Stem cell research & therapy 2016 Oct 287(1) 158
Although endothelial progenitor cells (EPCs) contribute to wound repair by promoting neovascularization, the mechanism of EPC-mediated wound healing remains poorly understood due to the lack of pivotal molecular targets of dermal wound repair.
METHODS AND RESULTS
We found that genetic targeting of the Lnk gene in EPCs dramatically enhances the vasculogenic potential including cell proliferation, migration, and tubule-like formation as well as accelerates in vivo wound healing, with a reduction in fibrotic tissue and improved neovascularization via significant suppression of inflammatory cell recruitment. When injected into wound sites, Lnk (-/-) EPCs gave rise to a significant number of new vessels, with remarkably increased survival of transplanted cells and decreased recruitment of cytotoxic T cells, macrophages, and neutrophils, but caused activation of fibroblasts in the wound-remodeling phase. Notably, in a mouse model of type I diabetes, transplanted Lnk (-/-) EPCs induced significantly better wound healing than Lnk (+/+) EPCs did.
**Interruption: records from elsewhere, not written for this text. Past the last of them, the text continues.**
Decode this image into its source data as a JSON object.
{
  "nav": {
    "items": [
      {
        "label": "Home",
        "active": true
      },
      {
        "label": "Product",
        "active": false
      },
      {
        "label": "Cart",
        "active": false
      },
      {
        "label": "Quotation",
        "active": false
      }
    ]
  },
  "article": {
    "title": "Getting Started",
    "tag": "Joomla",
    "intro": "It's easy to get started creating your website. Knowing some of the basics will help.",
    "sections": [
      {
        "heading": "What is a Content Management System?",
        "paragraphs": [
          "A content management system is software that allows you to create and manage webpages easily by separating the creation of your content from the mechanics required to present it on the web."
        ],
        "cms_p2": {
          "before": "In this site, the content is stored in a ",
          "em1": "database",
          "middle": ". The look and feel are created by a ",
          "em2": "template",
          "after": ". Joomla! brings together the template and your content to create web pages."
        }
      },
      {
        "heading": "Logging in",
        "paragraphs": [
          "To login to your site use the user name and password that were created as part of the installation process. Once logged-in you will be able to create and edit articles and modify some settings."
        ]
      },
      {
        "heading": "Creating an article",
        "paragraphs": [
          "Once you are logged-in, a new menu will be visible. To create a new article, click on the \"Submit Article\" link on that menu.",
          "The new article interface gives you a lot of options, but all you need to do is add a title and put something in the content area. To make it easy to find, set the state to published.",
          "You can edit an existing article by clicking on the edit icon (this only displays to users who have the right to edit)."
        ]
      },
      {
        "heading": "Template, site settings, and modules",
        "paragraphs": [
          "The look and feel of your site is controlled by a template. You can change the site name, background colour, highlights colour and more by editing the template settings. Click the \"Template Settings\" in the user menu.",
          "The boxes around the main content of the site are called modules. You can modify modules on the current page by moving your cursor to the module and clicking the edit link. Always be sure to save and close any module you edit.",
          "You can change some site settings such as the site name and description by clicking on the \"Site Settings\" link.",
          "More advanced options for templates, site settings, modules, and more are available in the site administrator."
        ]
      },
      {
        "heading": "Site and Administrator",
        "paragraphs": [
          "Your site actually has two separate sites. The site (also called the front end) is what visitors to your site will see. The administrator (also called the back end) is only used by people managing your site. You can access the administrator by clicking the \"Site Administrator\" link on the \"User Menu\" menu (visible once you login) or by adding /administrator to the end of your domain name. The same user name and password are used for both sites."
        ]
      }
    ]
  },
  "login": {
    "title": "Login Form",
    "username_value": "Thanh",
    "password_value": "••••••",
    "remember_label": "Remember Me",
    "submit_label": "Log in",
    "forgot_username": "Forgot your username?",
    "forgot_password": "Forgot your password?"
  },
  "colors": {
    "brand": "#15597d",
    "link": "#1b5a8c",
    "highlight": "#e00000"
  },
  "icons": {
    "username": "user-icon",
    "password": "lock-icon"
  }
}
The specific targeting of Lnk may be a promising EPC-based therapeutic strategy for dermal wound healing via improvement of neovascularization but inhibition of excessive inflammation as well as activation of myofibroblasts during dermal tissue remodeling.